Emily Mortimer: Money Matters at Sundance
Shutter Island actress Emily Mortimer visited the Sundance Film Festival this week for the first time since giving birth to her second child last January. But an expanding brood doesn't mean she's picking movies that pay more.
"I certainly didn't take that into consideration when I signed up for this film," she told WalletPop about My Idiot Brother, which premiered at the indie fest."You take each job for a different reason when it presents itself," she said. "I hope I don't have to take too many films just for the money because that's a horrible feeling and it never turns out right. It's always bad to take a job for cynical reasons."
Mortimer, 39, (pictured at right) confesses she's not above being cynical when it comes to personal finance. In order to avoid paying 70% in taxes on the estate of her American actor-husband, Alessandro Nivola, in the event of his death, she became an American citizen. "I was very cynical about it and very sulking about it and very annoyed that I had to go through the whole thing," she said.
But after a long process that involved answering a battery of questions about the Constitution, several interviews and a blood test, she beamed red, white and blue when the big moment arrived. "I cried at my naturalization ceremony," she said. "I was totally moved and delighted and proud."
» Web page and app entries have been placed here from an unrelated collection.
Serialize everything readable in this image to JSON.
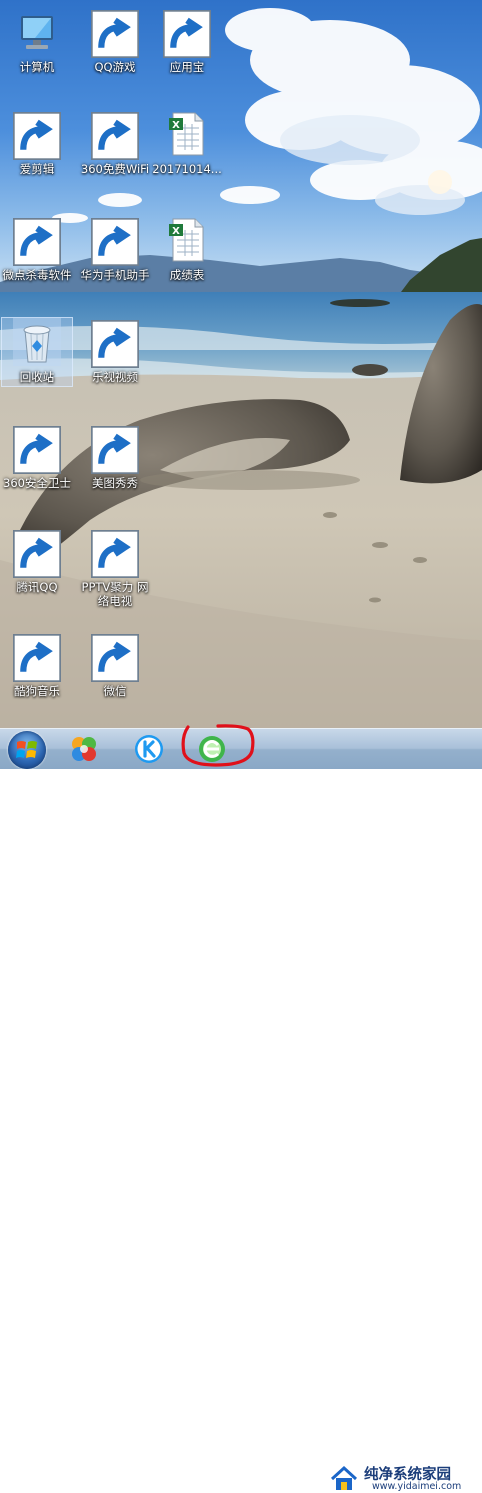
{
  "desktop": {
    "icons": [
      {
        "label": "计算机"
      },
      {
        "label": "QQ游戏"
      },
      {
        "label": "应用宝"
      },
      {
        "label": "爱剪辑"
      },
      {
        "label": "360免费WiFi"
      },
      {
        "label": "20171014..."
      },
      {
        "label": "微点杀毒软件"
      },
      {
        "label": "华为手机助手"
      },
      {
        "label": "成绩表"
      },
      {
        "label": "回收站"
      },
      {
        "label": "乐视视频"
      },
      {
        "label": "360安全卫士"
      },
      {
        "label": "美图秀秀"
      },
      {
        "label": "腾讯QQ"
      },
      {
        "label": "PPTV聚力 网络电视"
      },
      {
        "label": "酷狗音乐"
      },
      {
        "label": "微信"
      }
    ]
  },
  "taskbar": {
    "pinned": [
      {
        "icon": "start-orb-icon"
      },
      {
        "icon": "colorful-app-icon"
      },
      {
        "icon": "kugou-k-icon"
      },
      {
        "icon": "browser-e-icon"
      }
    ]
  },
  "watermark": {
    "name": "纯净系统家园",
    "url": "www.yidaimei.com"
  },
  "colors": {
    "annotation": "#e0101a",
    "taskbar": "#a9c0d9"
  }
}
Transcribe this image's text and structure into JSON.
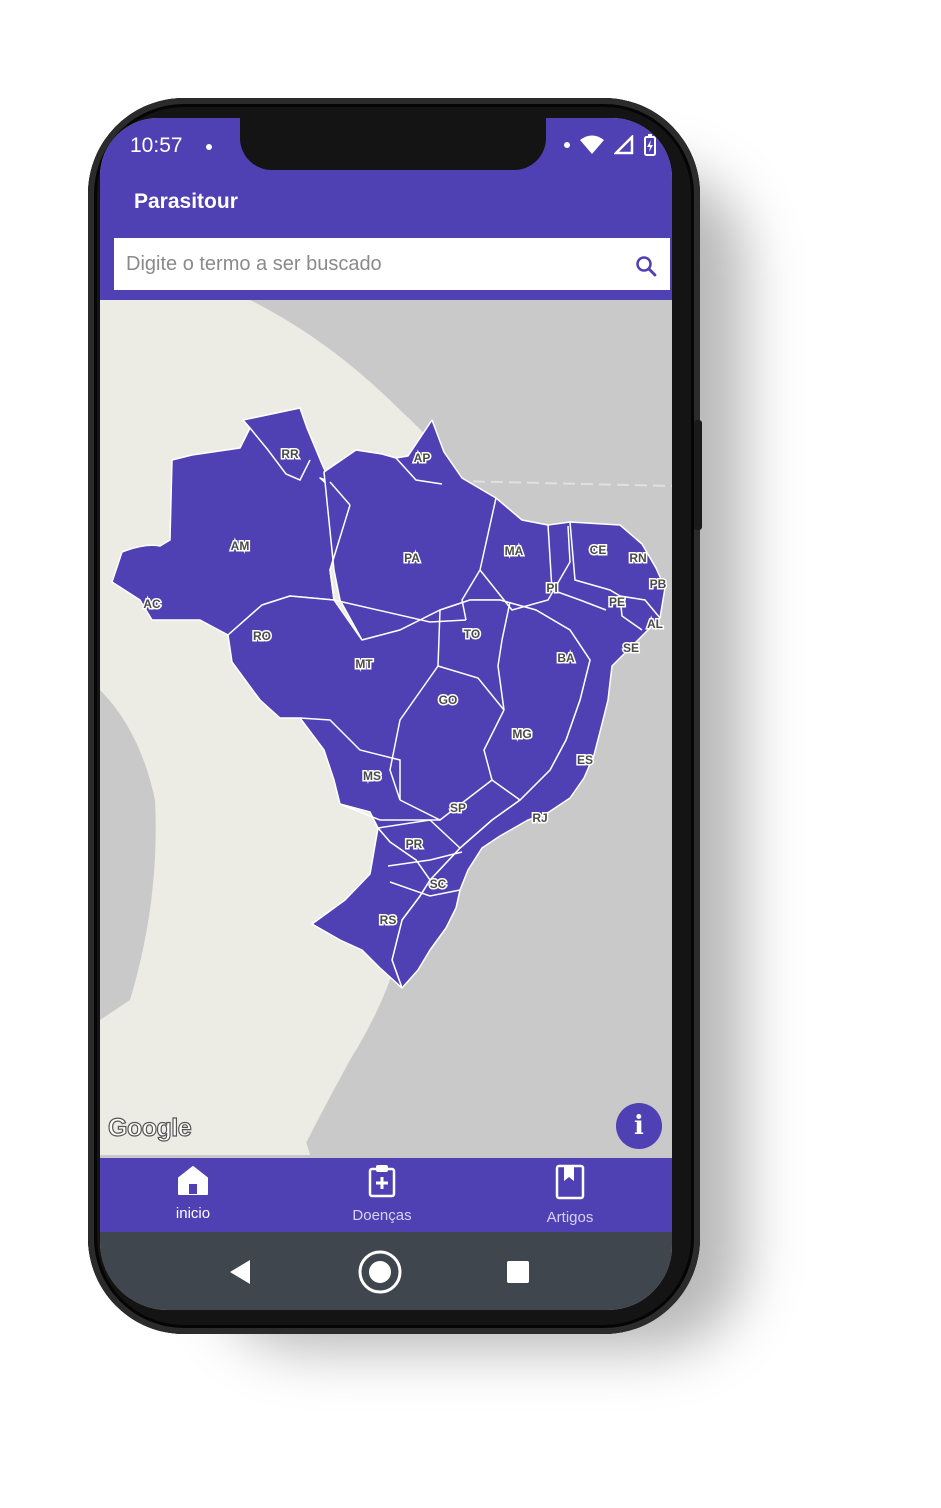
{
  "status_bar": {
    "time": "10:57"
  },
  "app": {
    "title": "Parasitour"
  },
  "search": {
    "placeholder": "Digite o termo a ser buscado"
  },
  "map": {
    "attribution": "Google",
    "info_button": "i",
    "states": [
      "RR",
      "AP",
      "AM",
      "PA",
      "MA",
      "CE",
      "RN",
      "PB",
      "PE",
      "AL",
      "SE",
      "PI",
      "AC",
      "RO",
      "TO",
      "BA",
      "MT",
      "GO",
      "MG",
      "ES",
      "MS",
      "SP",
      "RJ",
      "PR",
      "SC",
      "RS"
    ],
    "colors": {
      "state_fill": "#4f40b4",
      "land": "#ecebe4",
      "water": "#c9c9c9"
    }
  },
  "bottom_nav": {
    "items": [
      {
        "label": "inicio",
        "icon": "home-icon",
        "active": true
      },
      {
        "label": "Doenças",
        "icon": "medical-clipboard-icon",
        "active": false
      },
      {
        "label": "Artigos",
        "icon": "bookmark-icon",
        "active": false
      }
    ]
  },
  "colors": {
    "primary": "#4f40b4",
    "system_nav": "#40464d"
  }
}
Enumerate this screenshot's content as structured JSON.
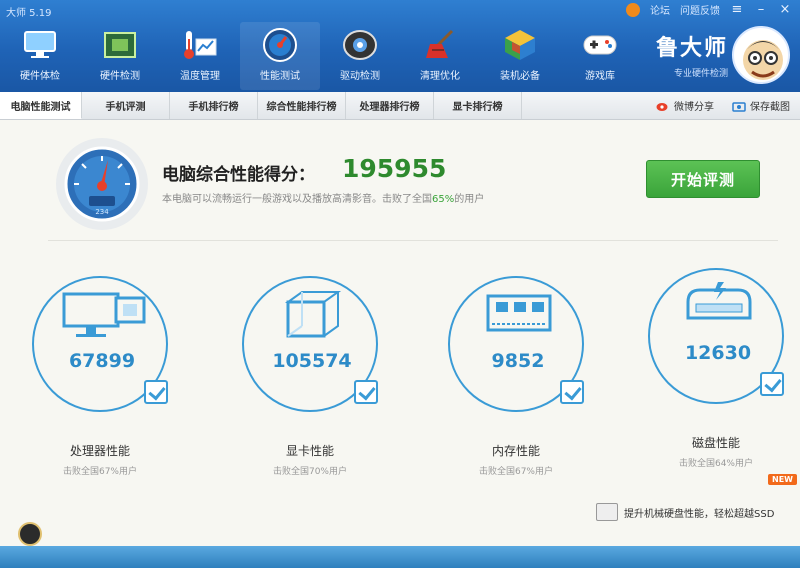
{
  "window": {
    "title": "大师 5.19",
    "controls": [
      "论坛",
      "问题反馈"
    ]
  },
  "nav": [
    {
      "label": "硬件体检",
      "icon": "monitor-icon"
    },
    {
      "label": "硬件检测",
      "icon": "chip-icon"
    },
    {
      "label": "温度管理",
      "icon": "thermometer-icon"
    },
    {
      "label": "性能测试",
      "icon": "speedometer-icon",
      "active": true
    },
    {
      "label": "驱动检测",
      "icon": "driver-icon"
    },
    {
      "label": "清理优化",
      "icon": "broom-icon"
    },
    {
      "label": "装机必备",
      "icon": "cube-icon"
    },
    {
      "label": "游戏库",
      "icon": "gamepad-icon"
    }
  ],
  "brand": {
    "name": "鲁大师",
    "slogan": "专业硬件检测"
  },
  "tabs": [
    {
      "label": "电脑性能测试",
      "active": true
    },
    {
      "label": "手机评测"
    },
    {
      "label": "手机排行榜"
    },
    {
      "label": "综合性能排行榜"
    },
    {
      "label": "处理器排行榜"
    },
    {
      "label": "显卡排行榜"
    }
  ],
  "tab_actions": {
    "share": "微博分享",
    "save": "保存截图"
  },
  "score": {
    "title": "电脑综合性能得分：",
    "value": "195955",
    "desc_prefix": "本电脑可以流畅运行一般游戏以及播放高清影音。击败了全国",
    "desc_pct": "65%",
    "desc_suffix": "的用户",
    "gauge_readout": "234"
  },
  "start_button": "开始评测",
  "cards": [
    {
      "name": "处理器性能",
      "value": "67899",
      "sub": "击败全国67%用户",
      "icon": "cpu-monitor-icon"
    },
    {
      "name": "显卡性能",
      "value": "105574",
      "sub": "击败全国70%用户",
      "icon": "gpu-cube-icon"
    },
    {
      "name": "内存性能",
      "value": "9852",
      "sub": "击败全国67%用户",
      "icon": "memory-icon"
    },
    {
      "name": "磁盘性能",
      "value": "12630",
      "sub": "击败全国64%用户",
      "icon": "disk-icon"
    }
  ],
  "ssd_tip": "提升机械硬盘性能，轻松超越SSD",
  "new_badge": "NEW",
  "colors": {
    "header": "#1f63b6",
    "accent": "#3a9bd6",
    "score": "#2e8a2e",
    "button": "#3aa43a"
  }
}
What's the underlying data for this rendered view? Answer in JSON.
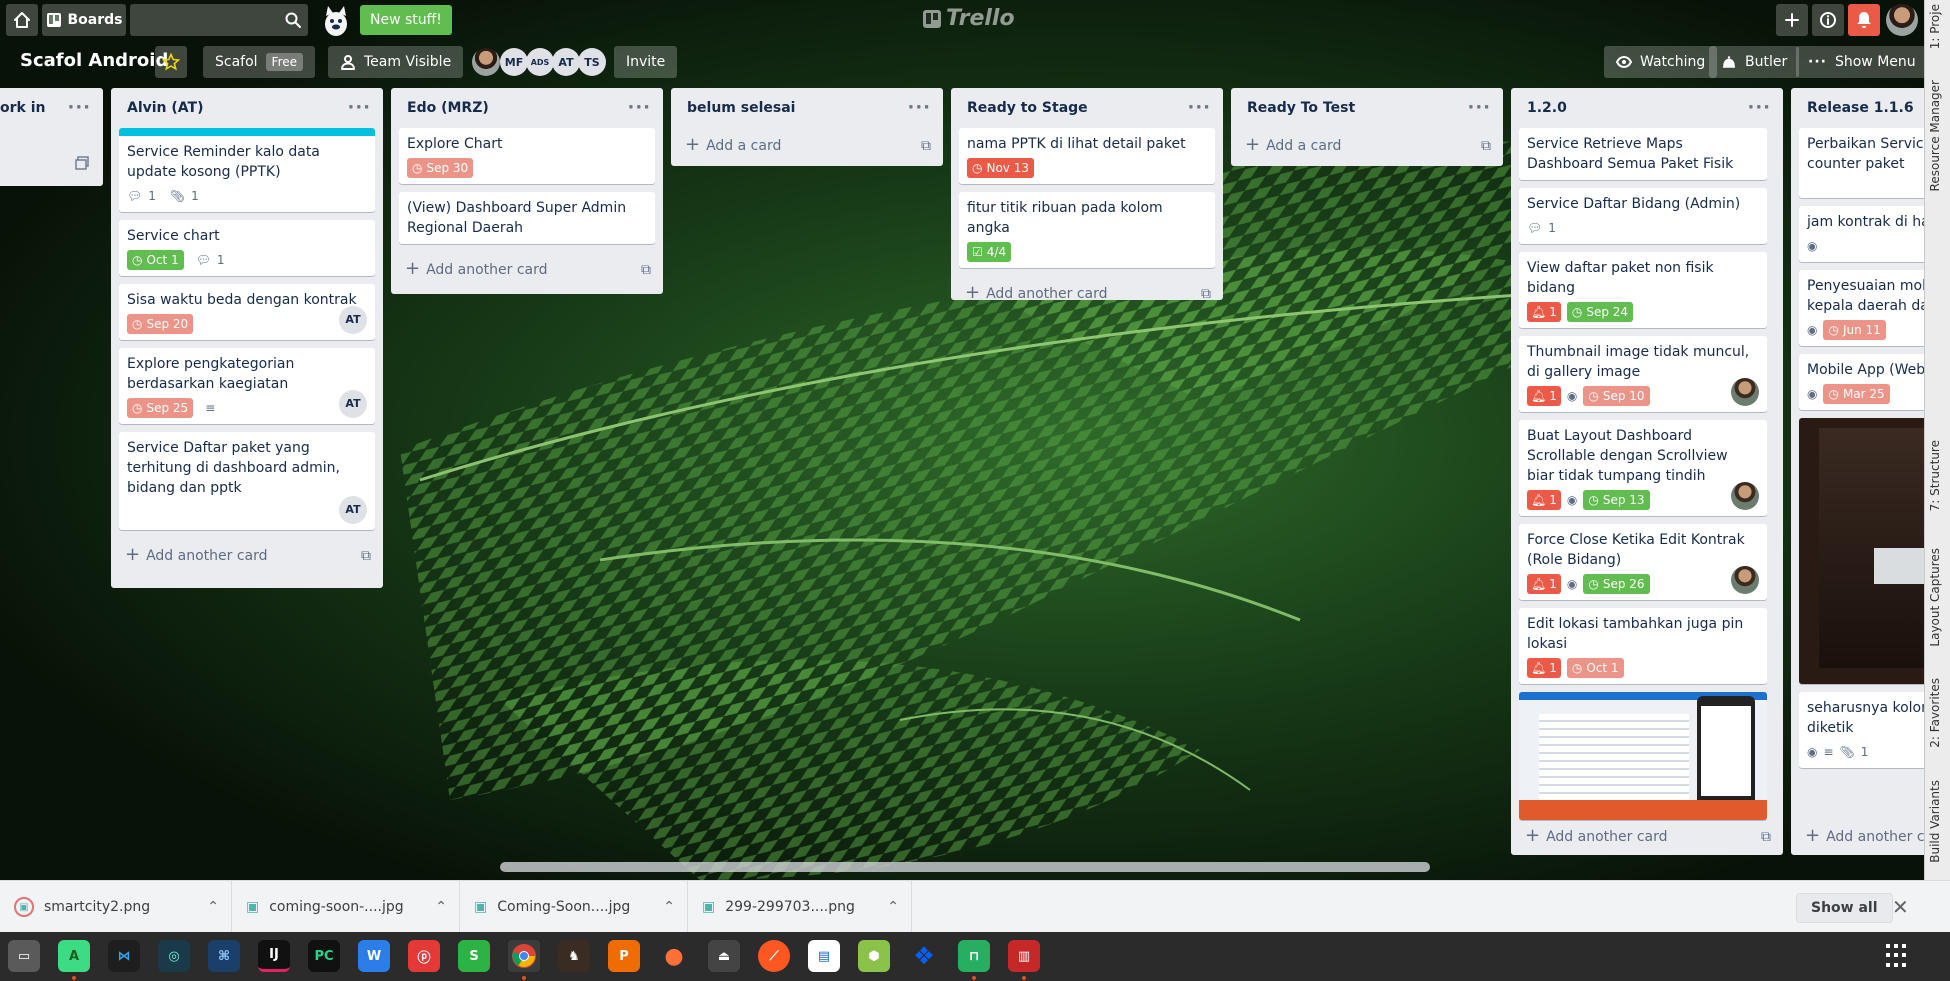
{
  "header": {
    "home_label": "",
    "boards_label": "Boards",
    "search_placeholder": "",
    "new_stuff": "New stuff!",
    "logo": "Trello"
  },
  "board": {
    "title": "Scafol Android",
    "team_name": "Scafol",
    "team_badge": "Free",
    "visibility": "Team Visible",
    "members": [
      "MF",
      "ADS",
      "AT",
      "TS"
    ],
    "invite": "Invite",
    "watching": "Watching",
    "butler": "Butler",
    "show_menu": "Show Menu"
  },
  "lists": [
    {
      "title": "ork in",
      "cards": []
    },
    {
      "title": "Alvin (AT)",
      "cards": [
        {
          "title": "Service Reminder kalo data update kosong (PPTK)",
          "comments": "1",
          "attachments": "1"
        },
        {
          "title": "Service chart",
          "due": "Oct 1",
          "comments": "1"
        },
        {
          "title": "Sisa waktu beda dengan kontrak",
          "due": "Sep 20",
          "member": "AT"
        },
        {
          "title": "Explore pengkategorian berdasarkan kaegiatan",
          "due": "Sep 25",
          "member": "AT"
        },
        {
          "title": "Service Daftar paket yang terhitung di dashboard admin, bidang dan pptk",
          "member": "AT"
        }
      ],
      "add": "Add another card"
    },
    {
      "title": "Edo (MRZ)",
      "cards": [
        {
          "title": "Explore Chart",
          "due": "Sep 30"
        },
        {
          "title": "(View) Dashboard Super Admin Regional Daerah"
        }
      ],
      "add": "Add another card"
    },
    {
      "title": "belum selesai",
      "cards": [],
      "add": "Add a card"
    },
    {
      "title": "Ready to Stage",
      "cards": [
        {
          "title": "nama PPTK di lihat detail paket",
          "due": "Nov 13"
        },
        {
          "title": "fitur titik ribuan pada kolom angka",
          "checklist": "4/4"
        }
      ],
      "add": "Add another card"
    },
    {
      "title": "Ready To Test",
      "cards": [],
      "add": "Add a card"
    },
    {
      "title": "1.2.0",
      "cards": [
        {
          "title": "Service Retrieve Maps Dashboard Semua Paket Fisik"
        },
        {
          "title": "Service Daftar Bidang (Admin)",
          "comments": "1"
        },
        {
          "title": "View daftar paket non fisik bidang",
          "notif": "1",
          "due": "Sep 24"
        },
        {
          "title": "Thumbnail image tidak muncul, di gallery image",
          "notif": "1",
          "due": "Sep 10"
        },
        {
          "title": "Buat Layout Dashboard Scrollable dengan Scrollview biar tidak tumpang tindih",
          "notif": "1",
          "due": "Sep 13"
        },
        {
          "title": "Force Close Ketika Edit Kontrak (Role Bidang)",
          "notif": "1",
          "due": "Sep 26"
        },
        {
          "title": "Edit lokasi tambahkan juga pin lokasi",
          "notif": "1",
          "due": "Oct 1"
        }
      ],
      "add": "Add another card"
    },
    {
      "title": "Release 1.1.6",
      "cards": [
        {
          "title": "Perbaikan Service counter paket"
        },
        {
          "title": "jam kontrak di hap"
        },
        {
          "title": "Penyesuaian mobi kepala daerah dari",
          "due": "Jun 11"
        },
        {
          "title": "Mobile App (Webv",
          "due": "Mar 25"
        },
        {
          "title": "seharusnya kolom diketik",
          "attachments": "1"
        }
      ],
      "add": "Add another ca"
    }
  ],
  "downloads": {
    "items": [
      "smartcity2.png",
      "coming-soon-....jpg",
      "Coming-Soon....jpg",
      "299-299703....png"
    ],
    "show_all": "Show all"
  },
  "ide_tabs": [
    "1: Proje",
    "Resource Manager",
    "7: Structure",
    "Layout Captures",
    "2: Favorites",
    "Build Variants"
  ],
  "colors": {
    "due_red": "#eb5a46",
    "due_green": "#61bd4f",
    "due_light": "#ec9488",
    "list_bg": "#ebecf0",
    "accent_cyan": "#00c2e0"
  }
}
In My Idiot Brother, bought for distribution by The Weinstein Company, Mortimer plays an uptight mom visited by her blunt boob of a brother (Paul Rudd). The London-born Mortimer has logged major-studio time in a pair of Pink Panther reboots with Steve Martin. She took a giant leap in visibility as an upper-crust sweetheart in Woody Allen's Match Point. And she used the indie Lovely and Amazing as her calling card for work in American movies.
Sundance, a fishbowl of showbiz types, can provide actors an endless party platform to further their causes and align themselves with future projects. Despite disarming wit that seems suited for mingling, that hasn't been Mortimer's M.O. "I want to get more business-savvy in my mature years as an actress," she said. "I'm going to push and shove my way to the top!"
Mortimer said she's in a state of paranoia after a film premiere, wondering how it and she will be received. It can get in the way of schmoozing, a networking skill that is taken to artful levels at cinema gatherings like Sundance.
"I find it quite nerve-wracking and tend to deal with it by having too much to drink in the evening," she said. "And that's the way to deal with it, is to develop a small drinking habit while you're here."
Dad, it seems, wasn't much help in forging Mortimer's approach to money, either. Asked if her father, the colorful writer and lawyer John Mortimer, ever gave her any financial tips, she replied, "The only real advice he ever gave me was to make sure I always lined up for myself another boyfriend before I dumped the last one."